1. 1970 Kellogg's

I know a lot of old-timers put this Kellogg's set first, and maybe because it's Vintage Week, I'm doing the same. The '70 Kellogg's set is a little dull to me, but you can't deny that floating baseball (maybe a little big?) and the simple white-border frame. The players are featured in close-up shots and with all that photo acreage, you can really get a view of the 3-D background image. Kellogg's hit it out of the park with its first attempt (even if the super-rare 1968 Topps 3-Ds went with the design first and actually included colors in the design).

There you go. That ranking will tide me over for a little bit.
 
Oh, here are three more '79s that arrived just before I shut everything down:
 

My hope is that I finish the '79 Kellogg's set by the end of the year -- it shouldn't take me that long but that's what I'm dealing with here. I'd love to make more progress on '75, too, but my expectations are way low there.

Someday nobody will remember these great 3-D cards and won't care. Let's just hope I'm still alive and collecting cards.

Comments

I know you meant to type 1975 Kelloggs, not Topps, especially since you'd never rank 1975 Topps lower than #1 in any favorites list.

I like the 1970 set best, too.
night owl said…
You know I knew I did that, too, and forgot to go back and fix it.
John Bateman said…
Surprise, Surprise - did not think 1970 would be number 1 - A little plain looking even though it is the oldest set.

I always thought Kellogs sets got worse as time went on (after 1971). Except for a jump in 1978-1979.

I would of went 1971 Kelloggs as the number 1 set. They always seemed the most 3-D(ish background) to me.

They next tier would have been 1972, 1974, 1978, 1979 - Kelloggs works with Blue.

Would have thrown 1970, 1976, 1977, to the back.

1983 seems like the worst set followed by 1973 then 1981.

I think Kelloggs cards had a quick peak 1971 and 1972 with a slow fall all the way down to 1983.

It kind of mimics Topps cards during this period except at the end where 1983 Topps was a high riser.
Nick said…
I think '76 is my favorite - surprisingly I've never given much thought to how I'd rank the Kellogg's sets. '73 is probably at the bottom for me as well, but '83 doesn't appeal to me much either. I'm probably one of the few who likes '81 (they look way nicer in a binder) but definitely understand why they don't appeal to everyone.
I've been too focused on other stuff this year at least lately and haven't put much effort into my Kellogg's. Hmm, what to do? lol.
Fuji said…
I love ranking posts and actually attempted this a year or two ago. Never could establish the middle of the road sets. I'd pick one way one day... and the list would be completely different a few days later.

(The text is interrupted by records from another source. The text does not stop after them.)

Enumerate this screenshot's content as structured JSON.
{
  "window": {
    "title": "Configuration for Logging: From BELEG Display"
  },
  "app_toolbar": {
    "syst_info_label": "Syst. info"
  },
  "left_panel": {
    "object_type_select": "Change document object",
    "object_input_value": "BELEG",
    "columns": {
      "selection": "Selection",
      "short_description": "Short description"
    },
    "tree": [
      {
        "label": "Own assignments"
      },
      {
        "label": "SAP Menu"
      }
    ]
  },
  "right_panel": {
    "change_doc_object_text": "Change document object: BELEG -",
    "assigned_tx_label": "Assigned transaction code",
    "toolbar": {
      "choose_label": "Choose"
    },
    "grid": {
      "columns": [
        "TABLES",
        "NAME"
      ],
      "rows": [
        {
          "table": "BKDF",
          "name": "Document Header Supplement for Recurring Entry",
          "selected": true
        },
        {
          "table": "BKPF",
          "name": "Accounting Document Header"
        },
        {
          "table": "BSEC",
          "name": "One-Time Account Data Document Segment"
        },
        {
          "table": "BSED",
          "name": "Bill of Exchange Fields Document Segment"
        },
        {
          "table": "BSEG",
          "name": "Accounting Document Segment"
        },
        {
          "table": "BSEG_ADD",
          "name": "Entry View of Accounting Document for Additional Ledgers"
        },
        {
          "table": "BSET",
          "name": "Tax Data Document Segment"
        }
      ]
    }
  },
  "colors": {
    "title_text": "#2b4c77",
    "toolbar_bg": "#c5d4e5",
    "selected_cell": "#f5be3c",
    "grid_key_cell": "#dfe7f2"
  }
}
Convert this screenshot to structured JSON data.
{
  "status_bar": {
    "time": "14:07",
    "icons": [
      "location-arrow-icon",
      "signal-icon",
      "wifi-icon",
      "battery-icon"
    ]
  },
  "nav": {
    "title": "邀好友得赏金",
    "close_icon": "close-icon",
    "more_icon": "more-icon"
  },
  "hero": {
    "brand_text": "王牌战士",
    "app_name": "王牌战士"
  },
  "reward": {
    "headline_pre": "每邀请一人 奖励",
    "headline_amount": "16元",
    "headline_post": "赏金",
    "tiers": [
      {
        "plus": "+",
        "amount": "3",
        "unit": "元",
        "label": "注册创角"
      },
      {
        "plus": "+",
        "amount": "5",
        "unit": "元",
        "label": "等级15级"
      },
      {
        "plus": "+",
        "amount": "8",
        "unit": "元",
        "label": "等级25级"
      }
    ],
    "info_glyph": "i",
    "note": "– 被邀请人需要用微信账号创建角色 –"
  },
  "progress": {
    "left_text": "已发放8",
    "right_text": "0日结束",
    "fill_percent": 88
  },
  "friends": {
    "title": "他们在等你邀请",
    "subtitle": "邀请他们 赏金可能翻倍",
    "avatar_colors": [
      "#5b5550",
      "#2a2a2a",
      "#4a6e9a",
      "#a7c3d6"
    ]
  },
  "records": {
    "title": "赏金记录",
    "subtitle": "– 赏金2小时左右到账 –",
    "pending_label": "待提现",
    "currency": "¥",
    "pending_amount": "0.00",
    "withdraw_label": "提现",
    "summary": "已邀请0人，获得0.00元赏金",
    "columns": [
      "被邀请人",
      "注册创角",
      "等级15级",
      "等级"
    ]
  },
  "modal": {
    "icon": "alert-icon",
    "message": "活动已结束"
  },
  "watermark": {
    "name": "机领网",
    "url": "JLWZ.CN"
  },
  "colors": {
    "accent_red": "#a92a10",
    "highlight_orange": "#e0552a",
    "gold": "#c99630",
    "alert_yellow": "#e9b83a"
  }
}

But #1 was always 1970... and 1973 was always my least favorite.

1976 and 1978 was also high on my list. Two sets I would have ranked higher are the 1979 and 1981 designs. I like the colorful 1979 set... and there's something about bright yellow borders and baseball cards that go together in my book.
sg488 said…
1976 was always my favorite because it celebrated the bicentennial and Topps didn't.
ned said…
Love the 70s in general and the Kelloggs in particular ,the 1973s were the first I ever dug out of a box and I wish some company would 3-Dize them cause they coulda been a contenderbut my fave is 1970 because they are the most 3d of them all.
gregory said…
So much cereal goodness in one post. Vintage Week is shaping up to be way better than Greek Week or Restaurant Week or any other "Week" that's out there. Keep the great content coming!
Brett Alan said…
If I ever realized/learned that Kellogg's never used the players' first names on the front, I forgot! I've noticed that certain years didn't have them, but I didn't realize it was true through the whole run. (The 1972 Baseball Greats set does have first names on the front.)
Jon said…
I didn't grow up with them, but '73 is my favorite year for the Kellogg's.
Jafronius said…
Fun list, thanks!